> What to work on:
Look through the records below and state how many lines carry the string "RetroNight", adding nothing.

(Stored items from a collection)
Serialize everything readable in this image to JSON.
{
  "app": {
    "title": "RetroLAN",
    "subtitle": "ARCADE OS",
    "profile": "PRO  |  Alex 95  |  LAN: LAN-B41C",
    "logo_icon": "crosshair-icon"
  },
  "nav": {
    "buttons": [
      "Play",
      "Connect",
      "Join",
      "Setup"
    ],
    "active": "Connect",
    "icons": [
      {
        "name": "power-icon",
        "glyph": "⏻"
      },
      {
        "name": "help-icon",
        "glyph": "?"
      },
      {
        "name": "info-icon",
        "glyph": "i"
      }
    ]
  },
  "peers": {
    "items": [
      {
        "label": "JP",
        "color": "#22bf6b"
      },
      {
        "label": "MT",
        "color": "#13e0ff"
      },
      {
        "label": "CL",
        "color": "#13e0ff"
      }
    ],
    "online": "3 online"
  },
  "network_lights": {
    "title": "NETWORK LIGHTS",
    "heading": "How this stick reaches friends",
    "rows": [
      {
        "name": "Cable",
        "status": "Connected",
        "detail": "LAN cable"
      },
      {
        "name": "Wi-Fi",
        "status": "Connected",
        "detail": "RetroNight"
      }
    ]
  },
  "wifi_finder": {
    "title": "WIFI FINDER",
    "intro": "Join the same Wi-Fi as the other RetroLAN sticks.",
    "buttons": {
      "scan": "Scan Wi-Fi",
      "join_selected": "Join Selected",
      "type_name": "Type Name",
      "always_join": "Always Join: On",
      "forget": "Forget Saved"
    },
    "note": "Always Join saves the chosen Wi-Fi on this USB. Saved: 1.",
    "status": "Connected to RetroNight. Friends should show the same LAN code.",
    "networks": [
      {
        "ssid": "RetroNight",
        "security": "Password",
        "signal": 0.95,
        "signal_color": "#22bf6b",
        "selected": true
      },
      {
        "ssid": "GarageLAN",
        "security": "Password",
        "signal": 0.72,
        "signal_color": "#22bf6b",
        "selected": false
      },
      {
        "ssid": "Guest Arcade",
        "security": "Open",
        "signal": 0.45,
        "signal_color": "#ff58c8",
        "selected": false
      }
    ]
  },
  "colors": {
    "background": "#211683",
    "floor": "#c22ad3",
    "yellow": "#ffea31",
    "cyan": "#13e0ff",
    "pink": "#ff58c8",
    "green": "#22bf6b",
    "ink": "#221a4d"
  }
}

> Result below:
3